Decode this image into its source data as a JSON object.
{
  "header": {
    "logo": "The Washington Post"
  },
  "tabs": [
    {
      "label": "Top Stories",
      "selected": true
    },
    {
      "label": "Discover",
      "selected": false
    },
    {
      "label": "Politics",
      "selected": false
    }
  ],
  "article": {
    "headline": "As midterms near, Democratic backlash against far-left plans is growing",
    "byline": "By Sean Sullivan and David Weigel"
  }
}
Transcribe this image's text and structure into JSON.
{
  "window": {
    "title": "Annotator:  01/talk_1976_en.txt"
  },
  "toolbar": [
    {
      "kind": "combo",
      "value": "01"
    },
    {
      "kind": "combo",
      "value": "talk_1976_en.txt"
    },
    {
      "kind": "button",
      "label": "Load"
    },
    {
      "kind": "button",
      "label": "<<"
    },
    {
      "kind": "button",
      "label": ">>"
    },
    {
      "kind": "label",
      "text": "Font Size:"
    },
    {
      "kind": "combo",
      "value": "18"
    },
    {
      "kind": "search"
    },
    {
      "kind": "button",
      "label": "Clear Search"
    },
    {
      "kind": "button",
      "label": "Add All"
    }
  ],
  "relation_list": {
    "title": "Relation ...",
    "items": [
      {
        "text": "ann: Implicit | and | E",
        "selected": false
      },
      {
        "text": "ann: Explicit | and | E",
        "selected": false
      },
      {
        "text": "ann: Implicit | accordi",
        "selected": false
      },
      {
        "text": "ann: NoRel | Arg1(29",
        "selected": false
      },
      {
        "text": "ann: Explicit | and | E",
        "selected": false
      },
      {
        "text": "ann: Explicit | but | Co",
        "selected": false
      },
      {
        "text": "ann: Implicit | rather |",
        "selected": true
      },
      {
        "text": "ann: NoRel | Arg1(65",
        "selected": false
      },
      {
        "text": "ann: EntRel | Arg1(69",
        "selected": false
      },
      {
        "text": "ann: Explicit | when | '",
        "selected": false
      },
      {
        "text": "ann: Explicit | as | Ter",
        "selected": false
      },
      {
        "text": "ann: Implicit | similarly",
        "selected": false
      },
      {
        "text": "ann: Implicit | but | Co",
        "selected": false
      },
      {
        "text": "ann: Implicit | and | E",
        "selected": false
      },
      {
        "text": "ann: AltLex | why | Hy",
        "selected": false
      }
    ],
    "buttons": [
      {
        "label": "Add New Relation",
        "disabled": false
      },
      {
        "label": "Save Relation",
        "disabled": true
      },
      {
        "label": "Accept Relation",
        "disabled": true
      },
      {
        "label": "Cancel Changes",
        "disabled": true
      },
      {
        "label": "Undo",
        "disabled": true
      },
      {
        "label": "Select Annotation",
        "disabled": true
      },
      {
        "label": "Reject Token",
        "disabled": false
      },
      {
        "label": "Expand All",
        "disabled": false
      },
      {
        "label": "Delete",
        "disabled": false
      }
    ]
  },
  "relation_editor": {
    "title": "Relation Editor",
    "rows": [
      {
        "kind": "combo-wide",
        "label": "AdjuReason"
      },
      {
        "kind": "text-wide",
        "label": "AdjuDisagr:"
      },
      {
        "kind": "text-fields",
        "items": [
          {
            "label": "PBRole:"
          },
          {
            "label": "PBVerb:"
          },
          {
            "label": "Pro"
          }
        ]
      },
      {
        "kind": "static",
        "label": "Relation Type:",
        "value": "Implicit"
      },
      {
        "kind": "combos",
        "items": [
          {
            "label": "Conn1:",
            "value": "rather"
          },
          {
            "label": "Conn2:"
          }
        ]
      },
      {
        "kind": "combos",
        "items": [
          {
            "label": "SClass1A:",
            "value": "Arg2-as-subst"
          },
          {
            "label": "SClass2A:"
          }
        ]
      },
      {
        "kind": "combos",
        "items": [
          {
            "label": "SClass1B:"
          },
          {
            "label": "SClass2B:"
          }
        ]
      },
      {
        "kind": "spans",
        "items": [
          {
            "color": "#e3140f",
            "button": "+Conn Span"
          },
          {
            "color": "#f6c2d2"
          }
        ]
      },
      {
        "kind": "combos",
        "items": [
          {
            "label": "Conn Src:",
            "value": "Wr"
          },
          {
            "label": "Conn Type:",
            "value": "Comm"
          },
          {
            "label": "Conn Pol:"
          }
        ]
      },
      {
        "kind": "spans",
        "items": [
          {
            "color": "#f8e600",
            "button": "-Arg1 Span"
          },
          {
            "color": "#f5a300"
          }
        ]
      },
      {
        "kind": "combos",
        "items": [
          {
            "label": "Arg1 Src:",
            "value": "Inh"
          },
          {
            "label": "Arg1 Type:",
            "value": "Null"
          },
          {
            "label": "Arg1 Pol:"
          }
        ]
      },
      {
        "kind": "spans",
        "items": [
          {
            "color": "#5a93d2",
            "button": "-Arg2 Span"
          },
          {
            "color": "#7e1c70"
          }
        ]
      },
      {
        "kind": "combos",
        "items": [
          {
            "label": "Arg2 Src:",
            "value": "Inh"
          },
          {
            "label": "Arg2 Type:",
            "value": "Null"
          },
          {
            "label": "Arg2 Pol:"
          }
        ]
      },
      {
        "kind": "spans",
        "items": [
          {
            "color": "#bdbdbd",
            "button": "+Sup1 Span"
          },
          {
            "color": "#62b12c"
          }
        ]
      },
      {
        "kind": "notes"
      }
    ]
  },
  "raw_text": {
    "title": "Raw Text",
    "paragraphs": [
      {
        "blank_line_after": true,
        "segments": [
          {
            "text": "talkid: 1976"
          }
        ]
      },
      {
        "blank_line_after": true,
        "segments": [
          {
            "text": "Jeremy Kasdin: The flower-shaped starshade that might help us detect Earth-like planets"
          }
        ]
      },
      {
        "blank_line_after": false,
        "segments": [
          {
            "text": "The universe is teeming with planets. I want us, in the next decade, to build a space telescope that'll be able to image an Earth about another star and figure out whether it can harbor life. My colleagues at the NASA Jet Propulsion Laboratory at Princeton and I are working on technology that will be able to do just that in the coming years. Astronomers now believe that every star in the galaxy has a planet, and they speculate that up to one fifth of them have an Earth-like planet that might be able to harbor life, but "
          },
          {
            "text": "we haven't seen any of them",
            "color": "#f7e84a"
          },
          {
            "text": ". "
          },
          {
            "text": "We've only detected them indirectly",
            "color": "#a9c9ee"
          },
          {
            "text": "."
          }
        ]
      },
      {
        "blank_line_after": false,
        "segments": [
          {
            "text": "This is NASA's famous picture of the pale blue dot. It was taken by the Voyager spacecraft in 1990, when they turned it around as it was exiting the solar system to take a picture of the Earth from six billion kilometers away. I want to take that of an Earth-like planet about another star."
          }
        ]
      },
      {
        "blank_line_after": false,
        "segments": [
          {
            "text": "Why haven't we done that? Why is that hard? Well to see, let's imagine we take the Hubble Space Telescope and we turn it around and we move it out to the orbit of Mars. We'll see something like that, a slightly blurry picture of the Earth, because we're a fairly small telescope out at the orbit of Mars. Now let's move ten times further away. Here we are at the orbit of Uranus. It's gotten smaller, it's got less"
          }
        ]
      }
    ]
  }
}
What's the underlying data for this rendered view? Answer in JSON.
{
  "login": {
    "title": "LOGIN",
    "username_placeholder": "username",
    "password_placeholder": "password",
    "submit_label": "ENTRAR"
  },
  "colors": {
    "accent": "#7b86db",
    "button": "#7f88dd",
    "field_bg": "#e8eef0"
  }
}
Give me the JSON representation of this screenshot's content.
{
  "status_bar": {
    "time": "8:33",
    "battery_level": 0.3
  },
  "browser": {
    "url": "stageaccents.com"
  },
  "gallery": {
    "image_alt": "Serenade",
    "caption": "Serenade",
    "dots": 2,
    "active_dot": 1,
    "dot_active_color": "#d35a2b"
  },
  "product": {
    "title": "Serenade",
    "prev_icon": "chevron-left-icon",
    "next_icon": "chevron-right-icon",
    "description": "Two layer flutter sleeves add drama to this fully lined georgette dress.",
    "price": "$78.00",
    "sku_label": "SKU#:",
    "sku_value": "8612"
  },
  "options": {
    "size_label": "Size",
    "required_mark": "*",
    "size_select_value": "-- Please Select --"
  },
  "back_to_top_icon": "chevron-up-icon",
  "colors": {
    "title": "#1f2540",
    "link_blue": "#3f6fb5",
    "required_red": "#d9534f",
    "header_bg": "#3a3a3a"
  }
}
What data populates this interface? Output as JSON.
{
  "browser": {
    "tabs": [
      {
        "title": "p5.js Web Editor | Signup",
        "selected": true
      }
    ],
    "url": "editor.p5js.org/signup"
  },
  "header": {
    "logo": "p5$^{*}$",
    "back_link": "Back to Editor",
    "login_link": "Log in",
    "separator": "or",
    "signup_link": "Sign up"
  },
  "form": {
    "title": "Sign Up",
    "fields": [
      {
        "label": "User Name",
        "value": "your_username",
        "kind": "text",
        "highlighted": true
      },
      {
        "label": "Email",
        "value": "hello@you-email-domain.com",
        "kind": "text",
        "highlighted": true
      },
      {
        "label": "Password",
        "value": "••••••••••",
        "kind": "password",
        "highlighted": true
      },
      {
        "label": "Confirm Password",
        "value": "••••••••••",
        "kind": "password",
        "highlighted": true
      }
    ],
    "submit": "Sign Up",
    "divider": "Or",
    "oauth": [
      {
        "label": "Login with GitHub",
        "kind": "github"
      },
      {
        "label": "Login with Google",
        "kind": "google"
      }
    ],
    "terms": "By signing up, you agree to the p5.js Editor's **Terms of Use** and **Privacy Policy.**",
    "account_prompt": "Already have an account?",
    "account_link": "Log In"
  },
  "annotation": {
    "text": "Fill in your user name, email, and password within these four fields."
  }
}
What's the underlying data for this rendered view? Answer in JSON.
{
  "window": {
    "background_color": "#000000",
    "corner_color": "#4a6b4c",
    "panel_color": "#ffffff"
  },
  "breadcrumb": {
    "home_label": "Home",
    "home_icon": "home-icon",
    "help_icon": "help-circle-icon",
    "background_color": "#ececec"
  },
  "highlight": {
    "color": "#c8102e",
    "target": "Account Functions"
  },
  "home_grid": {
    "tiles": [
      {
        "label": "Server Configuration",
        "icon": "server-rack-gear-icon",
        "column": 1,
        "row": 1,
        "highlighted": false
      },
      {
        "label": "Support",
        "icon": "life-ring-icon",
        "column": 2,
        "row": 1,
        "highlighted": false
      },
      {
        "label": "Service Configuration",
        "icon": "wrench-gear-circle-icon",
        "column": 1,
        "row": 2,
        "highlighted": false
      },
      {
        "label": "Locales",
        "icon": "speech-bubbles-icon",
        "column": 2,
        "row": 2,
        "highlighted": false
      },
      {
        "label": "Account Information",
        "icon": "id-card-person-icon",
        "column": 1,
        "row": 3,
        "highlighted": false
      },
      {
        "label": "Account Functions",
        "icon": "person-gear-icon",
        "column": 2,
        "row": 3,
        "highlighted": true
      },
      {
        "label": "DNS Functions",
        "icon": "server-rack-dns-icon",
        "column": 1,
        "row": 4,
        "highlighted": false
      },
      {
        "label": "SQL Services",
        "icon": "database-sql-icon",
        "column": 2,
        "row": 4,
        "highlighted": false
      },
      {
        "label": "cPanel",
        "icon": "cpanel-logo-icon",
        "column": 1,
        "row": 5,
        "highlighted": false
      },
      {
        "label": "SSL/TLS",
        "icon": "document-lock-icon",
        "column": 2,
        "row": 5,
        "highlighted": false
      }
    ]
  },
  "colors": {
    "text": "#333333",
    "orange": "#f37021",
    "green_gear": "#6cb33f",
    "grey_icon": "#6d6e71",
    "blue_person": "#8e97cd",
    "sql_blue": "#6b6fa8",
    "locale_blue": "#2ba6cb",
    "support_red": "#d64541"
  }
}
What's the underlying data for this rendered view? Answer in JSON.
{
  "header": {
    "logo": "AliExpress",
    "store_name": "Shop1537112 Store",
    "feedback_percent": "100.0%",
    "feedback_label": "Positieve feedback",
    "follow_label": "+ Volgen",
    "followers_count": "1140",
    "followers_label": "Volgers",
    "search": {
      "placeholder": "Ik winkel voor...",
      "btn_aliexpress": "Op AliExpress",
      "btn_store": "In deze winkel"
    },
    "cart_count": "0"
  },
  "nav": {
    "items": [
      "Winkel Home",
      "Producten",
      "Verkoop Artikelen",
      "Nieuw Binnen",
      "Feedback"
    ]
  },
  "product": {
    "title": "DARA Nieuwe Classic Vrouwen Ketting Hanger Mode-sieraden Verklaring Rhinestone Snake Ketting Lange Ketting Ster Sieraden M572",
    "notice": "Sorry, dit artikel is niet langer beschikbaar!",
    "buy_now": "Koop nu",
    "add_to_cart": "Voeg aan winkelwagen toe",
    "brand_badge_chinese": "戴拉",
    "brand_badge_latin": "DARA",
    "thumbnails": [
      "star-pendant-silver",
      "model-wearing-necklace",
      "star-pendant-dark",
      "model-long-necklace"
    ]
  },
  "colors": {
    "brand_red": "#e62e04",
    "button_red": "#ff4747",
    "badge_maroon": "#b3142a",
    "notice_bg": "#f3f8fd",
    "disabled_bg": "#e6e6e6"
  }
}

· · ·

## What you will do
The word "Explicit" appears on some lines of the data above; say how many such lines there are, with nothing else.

## Response below
5